**Work order:** Only the number is needed: the count of lines in the records with the word "Afere".

**Given data:**
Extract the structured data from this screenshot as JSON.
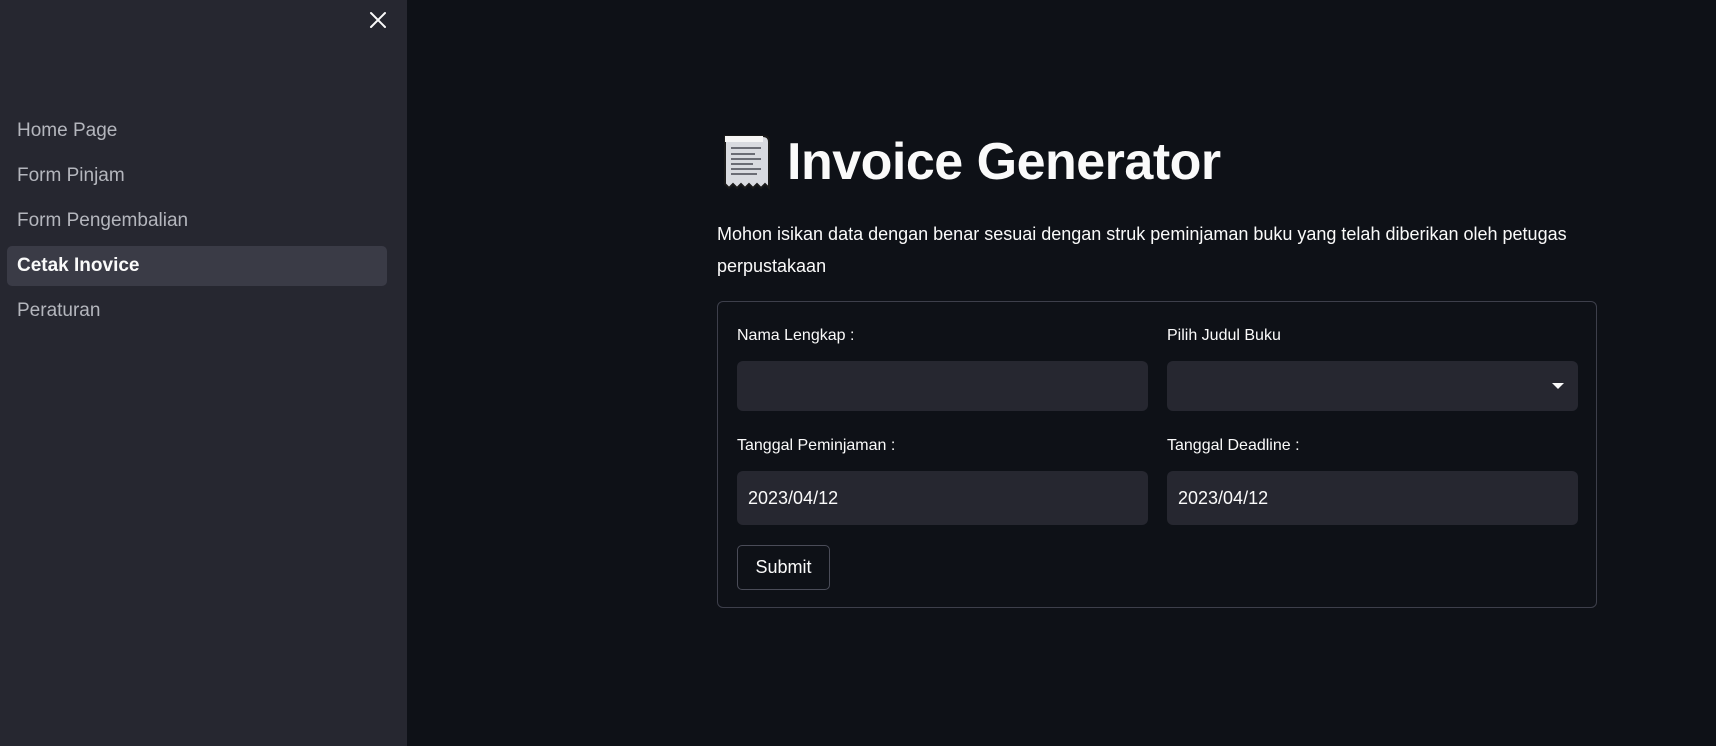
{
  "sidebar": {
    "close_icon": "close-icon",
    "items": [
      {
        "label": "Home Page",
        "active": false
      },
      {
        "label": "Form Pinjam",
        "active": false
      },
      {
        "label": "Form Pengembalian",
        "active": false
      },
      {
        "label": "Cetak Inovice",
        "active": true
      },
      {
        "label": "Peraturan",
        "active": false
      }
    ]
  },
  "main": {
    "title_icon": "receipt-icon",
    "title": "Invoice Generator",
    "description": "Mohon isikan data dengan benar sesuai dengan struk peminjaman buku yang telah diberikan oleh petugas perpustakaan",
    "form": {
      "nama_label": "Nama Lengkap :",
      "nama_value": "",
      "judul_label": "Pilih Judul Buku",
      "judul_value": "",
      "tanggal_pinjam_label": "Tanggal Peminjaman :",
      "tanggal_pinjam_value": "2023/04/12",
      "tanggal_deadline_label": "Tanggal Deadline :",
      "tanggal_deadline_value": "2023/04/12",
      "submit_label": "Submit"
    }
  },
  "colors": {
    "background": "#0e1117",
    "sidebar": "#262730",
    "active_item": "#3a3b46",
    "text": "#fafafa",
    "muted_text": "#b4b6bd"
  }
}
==
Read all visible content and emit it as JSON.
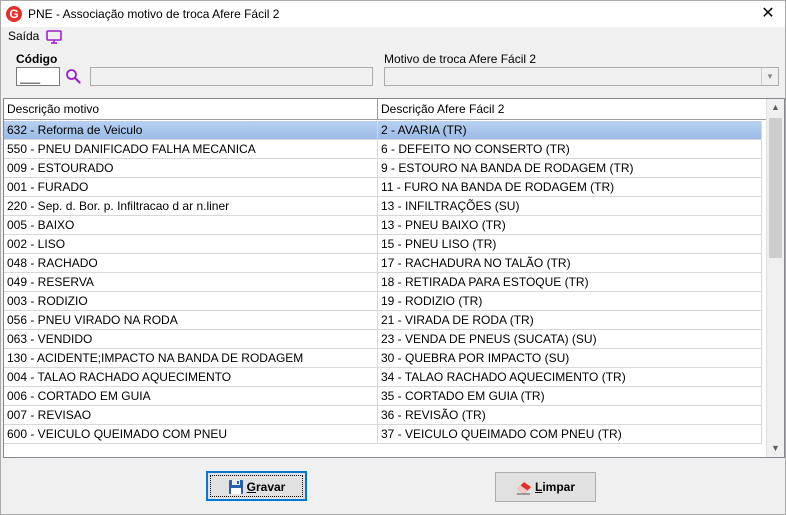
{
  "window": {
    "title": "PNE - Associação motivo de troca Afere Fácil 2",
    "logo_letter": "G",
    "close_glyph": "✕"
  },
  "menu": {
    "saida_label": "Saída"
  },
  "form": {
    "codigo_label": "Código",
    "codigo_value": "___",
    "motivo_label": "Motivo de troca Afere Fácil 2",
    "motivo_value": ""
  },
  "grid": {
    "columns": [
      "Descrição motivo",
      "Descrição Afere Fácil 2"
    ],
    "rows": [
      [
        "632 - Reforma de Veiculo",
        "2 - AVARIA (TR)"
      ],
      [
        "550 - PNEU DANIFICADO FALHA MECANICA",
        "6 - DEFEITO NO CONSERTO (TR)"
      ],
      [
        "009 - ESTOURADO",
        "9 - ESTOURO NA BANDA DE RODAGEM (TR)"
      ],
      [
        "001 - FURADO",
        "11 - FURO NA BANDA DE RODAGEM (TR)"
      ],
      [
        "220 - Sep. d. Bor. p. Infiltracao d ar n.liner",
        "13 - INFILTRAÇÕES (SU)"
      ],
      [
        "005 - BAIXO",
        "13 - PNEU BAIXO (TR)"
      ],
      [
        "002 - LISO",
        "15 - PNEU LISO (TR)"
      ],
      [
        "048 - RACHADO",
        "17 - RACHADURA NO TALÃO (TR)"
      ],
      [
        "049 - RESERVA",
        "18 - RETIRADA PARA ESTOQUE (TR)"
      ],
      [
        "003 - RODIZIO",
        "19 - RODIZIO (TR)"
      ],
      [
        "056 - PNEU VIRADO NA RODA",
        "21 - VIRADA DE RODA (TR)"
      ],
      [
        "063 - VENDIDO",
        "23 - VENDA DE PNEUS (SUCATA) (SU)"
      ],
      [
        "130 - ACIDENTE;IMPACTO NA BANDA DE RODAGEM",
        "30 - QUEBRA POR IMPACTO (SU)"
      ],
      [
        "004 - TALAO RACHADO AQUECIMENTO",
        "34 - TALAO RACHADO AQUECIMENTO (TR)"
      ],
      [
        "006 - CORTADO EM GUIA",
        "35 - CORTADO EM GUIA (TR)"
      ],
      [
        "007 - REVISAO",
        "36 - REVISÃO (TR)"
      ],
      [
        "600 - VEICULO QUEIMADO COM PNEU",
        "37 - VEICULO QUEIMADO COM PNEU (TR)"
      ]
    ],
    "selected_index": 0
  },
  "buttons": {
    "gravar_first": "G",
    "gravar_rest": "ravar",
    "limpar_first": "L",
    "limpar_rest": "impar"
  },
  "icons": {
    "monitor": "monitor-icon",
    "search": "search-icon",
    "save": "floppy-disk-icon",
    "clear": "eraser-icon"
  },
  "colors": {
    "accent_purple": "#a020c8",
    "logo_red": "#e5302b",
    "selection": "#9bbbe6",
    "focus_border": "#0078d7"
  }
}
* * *
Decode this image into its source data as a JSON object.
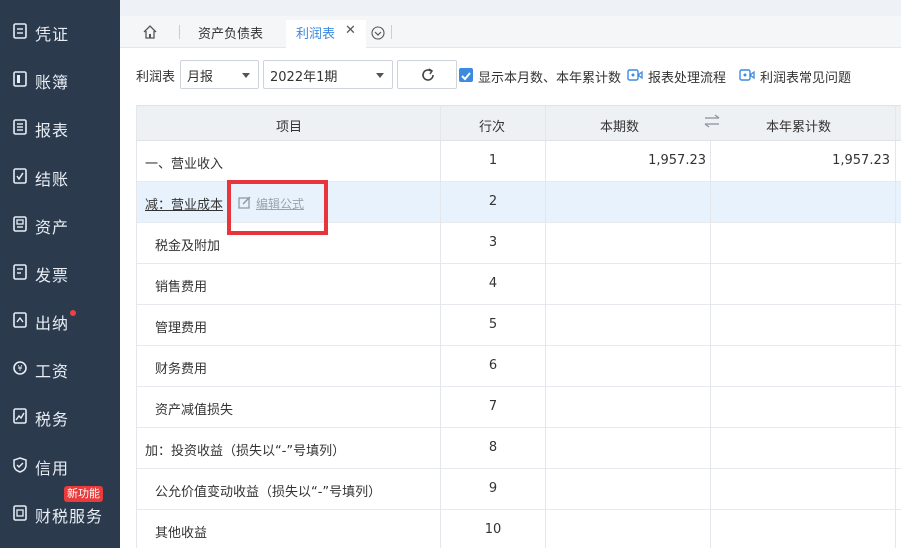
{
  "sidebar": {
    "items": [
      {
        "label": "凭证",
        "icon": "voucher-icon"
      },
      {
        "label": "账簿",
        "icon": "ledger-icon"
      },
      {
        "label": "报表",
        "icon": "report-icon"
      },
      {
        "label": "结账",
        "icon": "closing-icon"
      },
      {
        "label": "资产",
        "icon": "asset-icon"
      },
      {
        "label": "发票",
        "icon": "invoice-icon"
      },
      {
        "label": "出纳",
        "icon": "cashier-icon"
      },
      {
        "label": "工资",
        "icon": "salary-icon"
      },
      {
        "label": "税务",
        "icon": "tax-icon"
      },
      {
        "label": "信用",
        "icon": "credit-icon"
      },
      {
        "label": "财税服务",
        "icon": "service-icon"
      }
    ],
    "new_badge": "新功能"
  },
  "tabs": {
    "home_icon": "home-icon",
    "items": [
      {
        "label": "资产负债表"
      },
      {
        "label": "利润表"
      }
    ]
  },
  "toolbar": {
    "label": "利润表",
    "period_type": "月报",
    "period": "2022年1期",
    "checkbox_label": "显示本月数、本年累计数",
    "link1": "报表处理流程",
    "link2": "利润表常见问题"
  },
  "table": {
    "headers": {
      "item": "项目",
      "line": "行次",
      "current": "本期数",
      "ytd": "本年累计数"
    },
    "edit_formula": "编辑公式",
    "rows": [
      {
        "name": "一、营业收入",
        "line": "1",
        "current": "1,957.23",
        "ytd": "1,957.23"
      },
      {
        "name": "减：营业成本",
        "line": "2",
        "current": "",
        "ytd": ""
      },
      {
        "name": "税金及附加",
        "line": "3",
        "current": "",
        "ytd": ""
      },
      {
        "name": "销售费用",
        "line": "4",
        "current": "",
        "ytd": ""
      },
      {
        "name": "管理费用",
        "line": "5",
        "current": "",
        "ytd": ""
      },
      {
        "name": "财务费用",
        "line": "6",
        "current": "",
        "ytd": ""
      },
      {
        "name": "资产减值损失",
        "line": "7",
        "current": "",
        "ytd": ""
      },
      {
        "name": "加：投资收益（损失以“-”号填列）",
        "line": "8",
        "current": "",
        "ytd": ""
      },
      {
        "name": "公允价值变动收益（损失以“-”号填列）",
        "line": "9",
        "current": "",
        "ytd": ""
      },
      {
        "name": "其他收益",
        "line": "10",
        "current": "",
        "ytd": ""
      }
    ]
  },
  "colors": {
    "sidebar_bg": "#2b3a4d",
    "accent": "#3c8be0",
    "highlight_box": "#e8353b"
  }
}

**Written solution:** 3